Helped by the Union government’s National Rural Livelihood Mission programme, some farmers in tribal areas of Jharkhand and Odisha have started augmenting their income, partly due to marigold cultivation as awareness campaigns and handholding by non-governmental organisations aided them to venture into non-traditional crops.

“It is highly profitable as this season I earned ₹50,000 from half an acre, whereas other crops are not that lucrative,” said Mami Pedenti, a farmer in Rayagada district of Odisha who started marigold cultivation three years ago. She wished she had more land to grow the flowers. Pedenti is one of the 290 small farmers in the district who have been growing marigold on a part of their land, according to Jagat Jyoti Barik, coordinator of NGO Pradan in Jaykaypur, Odisha.

Taking precautions

Pedenti has been growing other crops like mandia (a millet variety), cotton, paddy on the remaining two acres, even though the income is less. “If something goes wrong with marigold, what will we eat,” she remarked while explaining why the entire land is not used for marigold cultivation. She said as she was able to harvest all marigold flowers by Diwali and she took up sunflower in the same land and buyers from Bhubaneswar are coming to buy the oilseed crop.

Barik, a coordinator of the NGO, said marigold is being grown on 124 acres now against 5 acres by less than 30 farmers when Pradan started the project in 2020 in the Kolnara block of Raygada, “After much pursuasion, farmers were ready to spare some piece of their land for marigold as they were not sure about selling the flowers. Though we arranged to sell the flowers in neighbouring Anandapuram in Andhra Pradesh in the first year, now the market has developed and farmers are earning ₹35/kg,” he said.

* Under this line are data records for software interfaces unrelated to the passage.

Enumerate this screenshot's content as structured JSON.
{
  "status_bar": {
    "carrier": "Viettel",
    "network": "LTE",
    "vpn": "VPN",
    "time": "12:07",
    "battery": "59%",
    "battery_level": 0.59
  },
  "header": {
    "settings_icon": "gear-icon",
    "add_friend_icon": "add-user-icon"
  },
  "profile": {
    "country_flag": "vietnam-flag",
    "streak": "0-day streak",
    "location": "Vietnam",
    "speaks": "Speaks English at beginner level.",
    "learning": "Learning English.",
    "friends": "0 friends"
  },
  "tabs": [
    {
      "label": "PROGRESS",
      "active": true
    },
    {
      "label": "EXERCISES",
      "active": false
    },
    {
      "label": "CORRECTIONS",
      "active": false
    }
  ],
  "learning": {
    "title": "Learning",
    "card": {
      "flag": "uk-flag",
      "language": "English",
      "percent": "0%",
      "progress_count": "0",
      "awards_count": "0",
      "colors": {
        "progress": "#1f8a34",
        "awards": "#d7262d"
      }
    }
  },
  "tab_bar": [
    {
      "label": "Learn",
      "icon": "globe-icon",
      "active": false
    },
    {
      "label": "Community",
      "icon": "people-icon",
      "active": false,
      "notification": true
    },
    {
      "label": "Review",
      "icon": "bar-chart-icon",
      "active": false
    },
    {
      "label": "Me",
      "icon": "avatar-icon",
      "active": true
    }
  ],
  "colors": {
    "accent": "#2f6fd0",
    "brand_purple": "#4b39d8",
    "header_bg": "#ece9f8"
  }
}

Farmers who were earlier involved in growing cotton and millet with an income of ₹20,000- 25,000 per acre, are now getting nearly ₹70,000 per acre from marigold.

Adding value to earn more

On the other hand, farmers in some 3-4 districts of Jharkhand are selling marigold garlands and fetching ₹12 a piece. From a land of one-tenth of an acre, 1,000 marigold garlands can be produced whereas its cost of cultivation will be about ₹3,000 as saplings are brought from West Bengal, said Bala Devi Ningthoujam of Pradan who has been working with women farmers for past one decade in Jharkhand.

“Mostly these small farmers are using barren land to take up marigold cultivation and they do not want to completely shift from paddy in the main field as they grow the kharif cereal for their own consumption,” Bala Devi said.